Wednesday, 6 November 2013
Cannabis Regulation: Motion (Resumed) [Private Members]
I am very pleased to have the opportunity to speak on this motion. I accept fully it is a motion, not a Bill, but there is a Bill in the offing as well. As was quite rightly said, Deputy Flanagan, like every other Member of this House, has every right to raise issues that concern him, and I have absolutely no issue with that.
I do, however, have an issue with his attempt to have the cultivation, sale and possession of cannabis legalised and regulated because there are serious health risks with cannabis, notwithstanding what some people would try to have us believe. There are studies from Sweden and New Zealand showing acute schizi-form illness being precipitated by the use of cannabis. There is a contention on behalf of Deputy Flanagan that there is no demonstrable rise in the incidence of schizophrenia even though there was a rise in the use of cannabis, but the rise in schizophrenia one might expect to be attributed would be only 0.8%, which would be very difficult to demonstrate in an epidemiological study.
Most people who use cannabis smoke it, and I am vehemently opposed to smoking. I know, as does everyone in this House, the damage smoking does, including causing cancer. People inhale this substance quite deeply, usually mixed with tobacco, although that is not to say it is the only mode of use.
Of course, there is a medicinal use for cannabis and proprietary preparations are available. I and the Minister of State, Deputy White, are looking at that with a view to making it available to those who need it from a medicinal point of view. However, the idea of legalising cannabis is not, I am afraid, something we agree with, given there are serious concerns around its impact on health. As Deputy Halligan has just stated, it is also well accepted as a gateway drug to the use of other more seriously damaging drugs.

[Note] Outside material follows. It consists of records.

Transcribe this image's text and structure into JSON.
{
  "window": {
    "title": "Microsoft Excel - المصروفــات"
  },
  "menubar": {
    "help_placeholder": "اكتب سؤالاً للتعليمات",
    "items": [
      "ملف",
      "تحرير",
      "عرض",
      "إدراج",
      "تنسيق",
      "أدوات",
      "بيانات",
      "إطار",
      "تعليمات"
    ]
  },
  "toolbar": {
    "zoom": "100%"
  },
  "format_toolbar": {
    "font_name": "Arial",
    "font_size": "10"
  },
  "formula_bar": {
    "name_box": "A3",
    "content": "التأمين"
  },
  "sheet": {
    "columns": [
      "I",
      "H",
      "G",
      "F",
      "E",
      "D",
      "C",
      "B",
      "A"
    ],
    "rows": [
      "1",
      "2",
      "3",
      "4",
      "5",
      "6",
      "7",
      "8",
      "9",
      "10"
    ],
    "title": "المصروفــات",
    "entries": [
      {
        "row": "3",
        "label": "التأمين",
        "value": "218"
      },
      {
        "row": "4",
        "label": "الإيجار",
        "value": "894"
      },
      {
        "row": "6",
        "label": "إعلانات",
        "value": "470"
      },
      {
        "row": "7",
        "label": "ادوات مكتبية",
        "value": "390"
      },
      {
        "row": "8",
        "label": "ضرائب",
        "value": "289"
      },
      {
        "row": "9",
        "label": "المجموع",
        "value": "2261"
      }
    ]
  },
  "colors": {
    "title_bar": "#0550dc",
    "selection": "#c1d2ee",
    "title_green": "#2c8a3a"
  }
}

It has been said cannabis has not been responsible for a single death. While deaths due to cannabis alone are rare, data from the national drugs related death index show that in 2010, the most recent year available, there were 72 deaths where the individual had a positive post-mortem toxicology for cannabis. I am not suggesting that in all of these instances cannabis was the cause of death, not by a long shot, but, clearly, there are question marks. Furthermore, Professor Joseph Harbison recently told the Dublin Coroners Court that doctors at St. James's Hospital had seen cases of young people having strokes following the use of herbal cannabis in the past three years. This phenomenon was linked to the use of high potency cannabis.
With regard to attitudes among the Irish population to cannabis use, we have not recorded any significant public support for changing our current approach to cannabis. For example, the 2010-11 drug prevalence survey found that while most respondents agreed with cannabis use being permitted for medical reasons, which, as the Minister of State, Deputy White, mentioned last night, is the policy direction being pursued at my Department, almost 70% of the respondents disagreed with cannabis use being permitted for recreational purposes. Equally, in the development of our national drug strategy 2009-16, which involved a very comprehensive public consultation process, no evidence of any significant public support for changing cannabis laws was identified.
Any suggestion that the legalisation of cannabis will result in there no longer being an illegal market in cannabis, or that organised crime will simply withdraw from the cannabis market, is to ignore the experience gleaned in the regulation of other legal markets. We need only look at the tobacco industry and the amount of illegal smuggling that goes on, and terrorism and those associated with terrorism in the past have been found to be associated with this particular area of illegal activity. I have a very firm view. I want to see more enforcement. It is an enforcement issue and we need more enforcement-----